## WHAT YOU HAVE TO DO
Reproduce every entry exactly as given.
Start of Block
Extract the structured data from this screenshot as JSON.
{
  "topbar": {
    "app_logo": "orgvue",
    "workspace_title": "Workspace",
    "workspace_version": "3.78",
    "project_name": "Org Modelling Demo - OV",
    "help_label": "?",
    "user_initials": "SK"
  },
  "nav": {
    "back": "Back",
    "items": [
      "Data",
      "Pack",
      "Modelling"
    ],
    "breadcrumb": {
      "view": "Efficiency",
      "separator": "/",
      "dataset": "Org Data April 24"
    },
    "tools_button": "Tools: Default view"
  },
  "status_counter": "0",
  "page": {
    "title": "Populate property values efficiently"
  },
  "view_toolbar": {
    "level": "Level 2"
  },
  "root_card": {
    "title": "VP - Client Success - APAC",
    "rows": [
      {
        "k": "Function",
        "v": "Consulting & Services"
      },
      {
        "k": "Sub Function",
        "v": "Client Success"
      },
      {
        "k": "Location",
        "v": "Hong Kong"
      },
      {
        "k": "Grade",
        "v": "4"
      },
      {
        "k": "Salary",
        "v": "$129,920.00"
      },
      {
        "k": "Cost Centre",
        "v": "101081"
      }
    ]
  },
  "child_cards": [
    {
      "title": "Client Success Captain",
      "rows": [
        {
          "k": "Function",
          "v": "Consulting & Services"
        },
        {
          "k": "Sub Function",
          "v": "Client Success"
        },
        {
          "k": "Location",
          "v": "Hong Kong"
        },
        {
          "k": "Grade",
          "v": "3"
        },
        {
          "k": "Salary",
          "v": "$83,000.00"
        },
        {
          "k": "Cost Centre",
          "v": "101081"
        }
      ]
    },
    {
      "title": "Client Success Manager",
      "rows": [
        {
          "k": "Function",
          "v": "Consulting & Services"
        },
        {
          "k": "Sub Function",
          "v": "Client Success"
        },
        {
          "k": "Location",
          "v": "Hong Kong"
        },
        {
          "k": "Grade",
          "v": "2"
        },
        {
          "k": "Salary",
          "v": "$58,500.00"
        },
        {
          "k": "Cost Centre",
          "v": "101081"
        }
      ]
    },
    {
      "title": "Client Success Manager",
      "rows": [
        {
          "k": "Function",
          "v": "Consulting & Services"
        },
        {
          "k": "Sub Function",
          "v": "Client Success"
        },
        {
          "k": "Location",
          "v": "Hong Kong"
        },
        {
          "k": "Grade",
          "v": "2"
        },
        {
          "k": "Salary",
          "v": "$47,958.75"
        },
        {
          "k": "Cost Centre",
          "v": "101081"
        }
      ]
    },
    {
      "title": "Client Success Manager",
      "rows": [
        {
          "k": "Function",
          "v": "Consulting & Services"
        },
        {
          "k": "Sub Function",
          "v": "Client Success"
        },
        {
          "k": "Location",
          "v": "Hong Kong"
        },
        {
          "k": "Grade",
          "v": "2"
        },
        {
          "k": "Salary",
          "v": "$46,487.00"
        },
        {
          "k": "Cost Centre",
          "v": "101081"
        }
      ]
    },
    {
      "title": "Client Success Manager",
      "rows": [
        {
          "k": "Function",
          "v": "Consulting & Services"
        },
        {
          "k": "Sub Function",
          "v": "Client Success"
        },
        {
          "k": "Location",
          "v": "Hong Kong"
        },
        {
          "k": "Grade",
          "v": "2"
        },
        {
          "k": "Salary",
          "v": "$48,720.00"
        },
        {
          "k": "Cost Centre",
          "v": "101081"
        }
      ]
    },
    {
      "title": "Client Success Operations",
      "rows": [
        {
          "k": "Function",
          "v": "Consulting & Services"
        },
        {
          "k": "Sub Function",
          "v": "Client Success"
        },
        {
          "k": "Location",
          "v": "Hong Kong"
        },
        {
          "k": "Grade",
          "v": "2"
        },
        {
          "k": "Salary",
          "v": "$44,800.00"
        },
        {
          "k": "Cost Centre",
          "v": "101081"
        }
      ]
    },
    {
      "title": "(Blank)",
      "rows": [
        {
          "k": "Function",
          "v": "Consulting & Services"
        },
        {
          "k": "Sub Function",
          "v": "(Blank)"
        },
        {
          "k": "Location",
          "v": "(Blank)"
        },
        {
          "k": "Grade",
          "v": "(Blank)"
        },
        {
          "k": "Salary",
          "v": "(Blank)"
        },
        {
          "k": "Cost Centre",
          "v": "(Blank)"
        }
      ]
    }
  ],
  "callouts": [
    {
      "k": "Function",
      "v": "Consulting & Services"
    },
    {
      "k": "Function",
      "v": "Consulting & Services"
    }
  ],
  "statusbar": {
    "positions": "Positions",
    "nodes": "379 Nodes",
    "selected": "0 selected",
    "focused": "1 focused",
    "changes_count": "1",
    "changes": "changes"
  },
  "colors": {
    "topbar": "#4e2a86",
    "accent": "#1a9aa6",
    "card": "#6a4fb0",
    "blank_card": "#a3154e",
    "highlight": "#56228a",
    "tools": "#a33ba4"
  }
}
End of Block
## REPLY
Extract the structured data from this screenshot as JSON.
{
  "topbar": {
    "app_logo": "orgvue",
    "workspace_title": "Workspace",
    "workspace_version": "3.78",
    "project_name": "Org Modelling Demo - OV",
    "help_label": "?",
    "user_initials": "SK"
  },
  "nav": {
    "back": "Back",
    "items": [
      "Data",
      "Pack",
      "Modelling"
    ],
    "breadcrumb": {
      "view": "Efficiency",
      "separator": "/",
      "dataset": "Org Data April 24"
    },
    "tools_button": "Tools: Default view"
  },
  "status_counter": "0",
  "page": {
    "title": "Populate property values efficiently"
  },
  "view_toolbar": {
    "level": "Level 2"
  },
  "root_card": {
    "title": "VP - Client Success - APAC",
    "rows": [
      {
        "k": "Function",
        "v": "Consulting & Services"
      },
      {
        "k": "Sub Function",
        "v": "Client Success"
      },
      {
        "k": "Location",
        "v": "Hong Kong"
      },
      {
        "k": "Grade",
        "v": "4"
      },
      {
        "k": "Salary",
        "v": "$129,920.00"
      },
      {
        "k": "Cost Centre",
        "v": "101081"
      }
    ]
  },
  "child_cards": [
    {
      "title": "Client Success Captain",
      "rows": [
        {
          "k": "Function",
          "v": "Consulting & Services"
        },
        {
          "k": "Sub Function",
          "v": "Client Success"
        },
        {
          "k": "Location",
          "v": "Hong Kong"
        },
        {
          "k": "Grade",
          "v": "3"
        },
        {
          "k": "Salary",
          "v": "$83,000.00"
        },
        {
          "k": "Cost Centre",
          "v": "101081"
        }
      ]
    },
    {
      "title": "Client Success Manager",
      "rows": [
        {
          "k": "Function",
          "v": "Consulting & Services"
        },
        {
          "k": "Sub Function",
          "v": "Client Success"
        },
        {
          "k": "Location",
          "v": "Hong Kong"
        },
        {
          "k": "Grade",
          "v": "2"
        },
        {
          "k": "Salary",
          "v": "$58,500.00"
        },
        {
          "k": "Cost Centre",
          "v": "101081"
        }
      ]
    },
    {
      "title": "Client Success Manager",
      "rows": [
        {
          "k": "Function",
          "v": "Consulting & Services"
        },
        {
          "k": "Sub Function",
          "v": "Client Success"
        },
        {
          "k": "Location",
          "v": "Hong Kong"
        },
        {
          "k": "Grade",
          "v": "2"
        },
        {
          "k": "Salary",
          "v": "$47,958.75"
        },
        {
          "k": "Cost Centre",
          "v": "101081"
        }
      ]
    },
    {
      "title": "Client Success Manager",
      "rows": [
        {
          "k": "Function",
          "v": "Consulting & Services"
        },
        {
          "k": "Sub Function",
          "v": "Client Success"
        },
        {
          "k": "Location",
          "v": "Hong Kong"
        },
        {
          "k": "Grade",
          "v": "2"
        },
        {
          "k": "Salary",
          "v": "$46,487.00"
        },
        {
          "k": "Cost Centre",
          "v": "101081"
        }
      ]
    },
    {
      "title": "Client Success Manager",
      "rows": [
        {
          "k": "Function",
          "v": "Consulting & Services"
        },
        {
          "k": "Sub Function",
          "v": "Client Success"
        },
        {
          "k": "Location",
          "v": "Hong Kong"
        },
        {
          "k": "Grade",
          "v": "2"
        },
        {
          "k": "Salary",
          "v": "$48,720.00"
        },
        {
          "k": "Cost Centre",
          "v": "101081"
        }
      ]
    },
    {
      "title": "Client Success Operations",
      "rows": [
        {
          "k": "Function",
          "v": "Consulting & Services"
        },
        {
          "k": "Sub Function",
          "v": "Client Success"
        },
        {
          "k": "Location",
          "v": "Hong Kong"
        },
        {
          "k": "Grade",
          "v": "2"
        },
        {
          "k": "Salary",
          "v": "$44,800.00"
        },
        {
          "k": "Cost Centre",
          "v": "101081"
        }
      ]
    },
    {
      "title": "(Blank)",
      "rows": [
        {
          "k": "Function",
          "v": "Consulting & Services"
        },
        {
          "k": "Sub Function",
          "v": "(Blank)"
        },
        {
          "k": "Location",
          "v": "(Blank)"
        },
        {
          "k": "Grade",
          "v": "(Blank)"
        },
        {
          "k": "Salary",
          "v": "(Blank)"
        },
        {
          "k": "Cost Centre",
          "v": "(Blank)"
        }
      ]
    }
  ],
  "callouts": [
    {
      "k": "Function",
      "v": "Consulting & Services"
    },
    {
      "k": "Function",
      "v": "Consulting & Services"
    }
  ],
  "statusbar": {
    "positions": "Positions",
    "nodes": "379 Nodes",
    "selected": "0 selected",
    "focused": "1 focused",
    "changes_count": "1",
    "changes": "changes"
  },
  "colors": {
    "topbar": "#4e2a86",
    "accent": "#1a9aa6",
    "card": "#6a4fb0",
    "blank_card": "#a3154e",
    "highlight": "#56228a",
    "tools": "#a33ba4"
  }
}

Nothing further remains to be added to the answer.